Klystrons can also be used in reverse. By feeding substantial amounts of RF power into the resonant cavities along the beam, the electrons, or indeed other ionised particles in the beam, can be accelerated to near the speed of light as is required for nuclear physics “atom smashing” experiments. This process has been likened to a surfer riding an incoming wave.
The Travelling Wave Tube

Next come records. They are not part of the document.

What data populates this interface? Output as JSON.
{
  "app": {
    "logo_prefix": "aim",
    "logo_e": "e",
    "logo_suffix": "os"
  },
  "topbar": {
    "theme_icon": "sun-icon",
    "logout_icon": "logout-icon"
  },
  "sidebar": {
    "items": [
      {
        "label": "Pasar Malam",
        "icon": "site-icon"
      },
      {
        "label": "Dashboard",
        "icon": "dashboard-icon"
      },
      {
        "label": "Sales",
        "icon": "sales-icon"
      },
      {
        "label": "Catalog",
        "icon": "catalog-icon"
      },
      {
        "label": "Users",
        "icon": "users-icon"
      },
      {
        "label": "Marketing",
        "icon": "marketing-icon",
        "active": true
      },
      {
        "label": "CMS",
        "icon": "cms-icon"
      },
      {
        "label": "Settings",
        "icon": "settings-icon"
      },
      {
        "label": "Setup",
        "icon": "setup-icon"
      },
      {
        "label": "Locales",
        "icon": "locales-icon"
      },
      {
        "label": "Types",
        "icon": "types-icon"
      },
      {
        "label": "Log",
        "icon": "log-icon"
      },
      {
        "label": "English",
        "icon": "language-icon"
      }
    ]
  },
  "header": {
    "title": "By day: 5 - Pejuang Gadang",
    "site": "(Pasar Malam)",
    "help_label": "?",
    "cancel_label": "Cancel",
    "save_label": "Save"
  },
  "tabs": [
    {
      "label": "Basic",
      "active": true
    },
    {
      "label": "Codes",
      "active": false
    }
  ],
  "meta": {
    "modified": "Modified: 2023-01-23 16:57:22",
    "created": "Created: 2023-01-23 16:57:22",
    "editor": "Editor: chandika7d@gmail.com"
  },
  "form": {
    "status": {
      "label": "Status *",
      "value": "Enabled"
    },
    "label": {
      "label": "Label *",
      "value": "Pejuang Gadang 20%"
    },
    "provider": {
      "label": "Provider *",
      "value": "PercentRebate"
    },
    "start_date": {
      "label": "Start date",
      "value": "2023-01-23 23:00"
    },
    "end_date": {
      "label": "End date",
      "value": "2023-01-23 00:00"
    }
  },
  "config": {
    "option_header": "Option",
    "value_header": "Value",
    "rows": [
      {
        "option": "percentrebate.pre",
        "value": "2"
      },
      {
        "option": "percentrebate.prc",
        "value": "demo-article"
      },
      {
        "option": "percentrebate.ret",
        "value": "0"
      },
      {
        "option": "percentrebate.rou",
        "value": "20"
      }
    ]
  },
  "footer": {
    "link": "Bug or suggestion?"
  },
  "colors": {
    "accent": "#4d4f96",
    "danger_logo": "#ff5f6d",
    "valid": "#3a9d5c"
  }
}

An important variant of the multi-cavity klystron is the travelling wave tube, (TWT). In this, electron acceleration and deceleration to form bunches is a continuous process rather than in a single step process as performed by the input cavity of a klystron amplifier. It is again achieved by subjecting the electrons to a longitudinal electric field, (i.e. aligned with the electron beam), which is produced in a “structure” by the input signal, (as described in the next paragraph). Initially the weak input signal is caused to velocity modulate the electron beam, but when the bunching becomes large, as it does naturally with time and distance, the bunched electrons within the structure feed back energy into the travelling wave. The surfer riding a sea wave is again relevant. Just as a surfer, extracting energy from a sea wave, has to keep up with the wave, so does the signal have to keep pace with the electron beam.
However, for modest valve voltages, (a few hundred volts), electrons travel at only a small fraction of the speed of light So if a group of electrons is to “ride an electro-magnetic wave” like a surfer, and the electrons cannot be made to travel at Mega-volt speeds, the wave has to be slowed down. Producing a “slow wave structure ” and a longitudinal electric field for the input signal can be performed in a single step by a suitable spiral or helix of wire.
Electric field can be imagined as the “force field” which exists between opposite electric charges. i.e. the field “flows” from positive to negative fixed charges. If a negative charge were to be placed between these fixed charges it would be pushed from the negative charge towards the charge positive. An electrical signal on a transmission line, can be thought of as a succession of alternate charges, (positive and negative), with accompanying electric fields travelling along the transmission line, (assumed to be in a vacuum), at the speed of light. A simple representation of a snapshot in time of this situation is shown in figure 3.
If the helix is so dimensioned that the signal, travelling at the speed of light along the wire forming the helix, has advanced 180 degree in phase between adjacent turns, then identical points on adjacent turns will be in anti-phase. Some of the electric field lines between adjacent turns of the helix will have a longitudinal direction coinciding with that of the electron beam as indicated by the arrow in figure 4.
It is these longitudinal field lines which accelerate or decelerate the electrons causing velocity modulation which causes them to bunch. Rather like the intermediate cavities of a multi-klystron amplifier, the electrons are shepherded into and kept in a sine wave form. The amplitude of the bunching grows with distance, as does the electric field caused by the bunching, resulting in the signal current growing in the helical wire until it is output at the far end of the tube by a similar transition to that at the input end. Several other mechanisms are employed to keep the process stable and to enable the TWT to amplify over a reasonable band width but these are the basic mechanisms.